*WHAT THE TASK REQUIRES*:
Please write out all the entries exactly, without the pictures.
[Start of Attachment]
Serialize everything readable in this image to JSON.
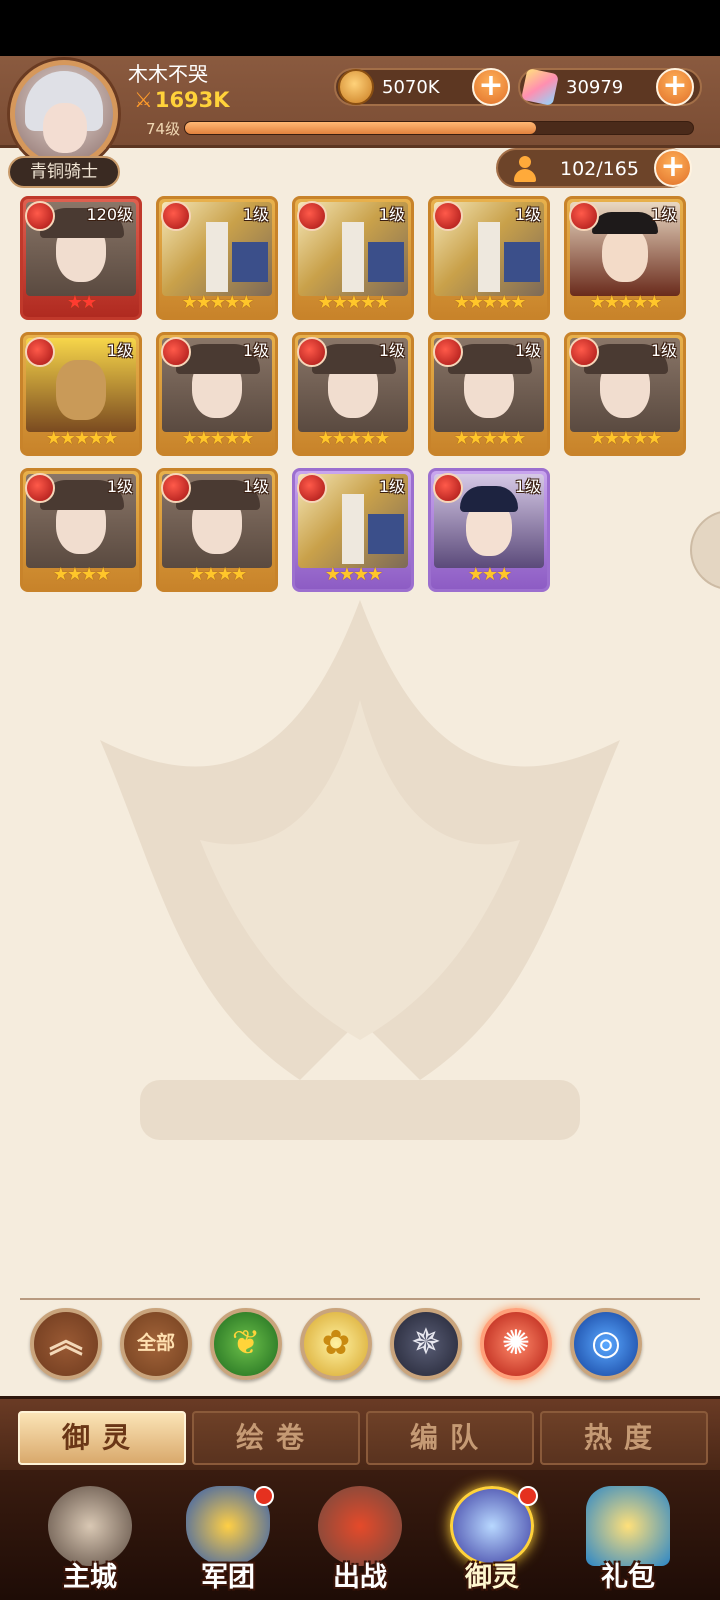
{
  "player": {
    "name": "木木不哭",
    "power": "1693K",
    "level_label": "74级",
    "exp_fraction": 0.69,
    "rank": "青铜骑士"
  },
  "currencies": {
    "gold": "5070K",
    "gems": "30979"
  },
  "hero_count": "102/165",
  "plus_symbol": "+",
  "heroes": [
    {
      "level": "120级",
      "stars": 2,
      "frame": "red",
      "portrait": "girl"
    },
    {
      "level": "1级",
      "stars": 5,
      "frame": "gold",
      "portrait": "knight"
    },
    {
      "level": "1级",
      "stars": 5,
      "frame": "gold",
      "portrait": "knight"
    },
    {
      "level": "1级",
      "stars": 5,
      "frame": "gold",
      "portrait": "knight"
    },
    {
      "level": "1级",
      "stars": 5,
      "frame": "gold",
      "portrait": "warrior"
    },
    {
      "level": "1级",
      "stars": 5,
      "frame": "gold",
      "portrait": "golden"
    },
    {
      "level": "1级",
      "stars": 5,
      "frame": "gold",
      "portrait": "girl"
    },
    {
      "level": "1级",
      "stars": 5,
      "frame": "gold",
      "portrait": "girl"
    },
    {
      "level": "1级",
      "stars": 5,
      "frame": "gold",
      "portrait": "girl"
    },
    {
      "level": "1级",
      "stars": 5,
      "frame": "gold",
      "portrait": "girl"
    },
    {
      "level": "1级",
      "stars": 4,
      "frame": "gold",
      "portrait": "girl"
    },
    {
      "level": "1级",
      "stars": 4,
      "frame": "gold",
      "portrait": "girl"
    },
    {
      "level": "1级",
      "stars": 4,
      "frame": "purple",
      "portrait": "knight"
    },
    {
      "level": "1级",
      "stars": 3,
      "frame": "purple",
      "portrait": "scholar"
    }
  ],
  "filters": {
    "up_icon": "︽",
    "all_label": "全部",
    "leaf_icon": "❦",
    "rose_icon": "✿",
    "dark_icon": "✵",
    "fire_icon": "✺",
    "water_icon": "◎"
  },
  "tabs": [
    "御灵",
    "绘卷",
    "编队",
    "热度"
  ],
  "nav": {
    "city": "主城",
    "legion": "军团",
    "battle": "出战",
    "yuling": "御灵",
    "gift": "礼包"
  },
  "colors": {
    "star": "#ffc62a",
    "star_red": "#ff3b30",
    "accent": "#e0702a"
  }
}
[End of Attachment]
*RESPONSE AREA*:
Serialize everything readable in this image to JSON.
{
  "player": {
    "name": "木木不哭",
    "power": "1693K",
    "level_label": "74级",
    "exp_fraction": 0.69,
    "rank": "青铜骑士"
  },
  "currencies": {
    "gold": "5070K",
    "gems": "30979"
  },
  "hero_count": "102/165",
  "plus_symbol": "+",
  "heroes": [
    {
      "level": "120级",
      "stars": 2,
      "frame": "red",
      "portrait": "girl"
    },
    {
      "level": "1级",
      "stars": 5,
      "frame": "gold",
      "portrait": "knight"
    },
    {
      "level": "1级",
      "stars": 5,
      "frame": "gold",
      "portrait": "knight"
    },
    {
      "level": "1级",
      "stars": 5,
      "frame": "gold",
      "portrait": "knight"
    },
    {
      "level": "1级",
      "stars": 5,
      "frame": "gold",
      "portrait": "warrior"
    },
    {
      "level": "1级",
      "stars": 5,
      "frame": "gold",
      "portrait": "golden"
    },
    {
      "level": "1级",
      "stars": 5,
      "frame": "gold",
      "portrait": "girl"
    },
    {
      "level": "1级",
      "stars": 5,
      "frame": "gold",
      "portrait": "girl"
    },
    {
      "level": "1级",
      "stars": 5,
      "frame": "gold",
      "portrait": "girl"
    },
    {
      "level": "1级",
      "stars": 5,
      "frame": "gold",
      "portrait": "girl"
    },
    {
      "level": "1级",
      "stars": 4,
      "frame": "gold",
      "portrait": "girl"
    },
    {
      "level": "1级",
      "stars": 4,
      "frame": "gold",
      "portrait": "girl"
    },
    {
      "level": "1级",
      "stars": 4,
      "frame": "purple",
      "portrait": "knight"
    },
    {
      "level": "1级",
      "stars": 3,
      "frame": "purple",
      "portrait": "scholar"
    }
  ],
  "filters": {
    "up_icon": "︽",
    "all_label": "全部",
    "leaf_icon": "❦",
    "rose_icon": "✿",
    "dark_icon": "✵",
    "fire_icon": "✺",
    "water_icon": "◎"
  },
  "tabs": [
    "御灵",
    "绘卷",
    "编队",
    "热度"
  ],
  "nav": {
    "city": "主城",
    "legion": "军团",
    "battle": "出战",
    "yuling": "御灵",
    "gift": "礼包"
  },
  "colors": {
    "star": "#ffc62a",
    "star_red": "#ff3b30",
    "accent": "#e0702a"
  }
}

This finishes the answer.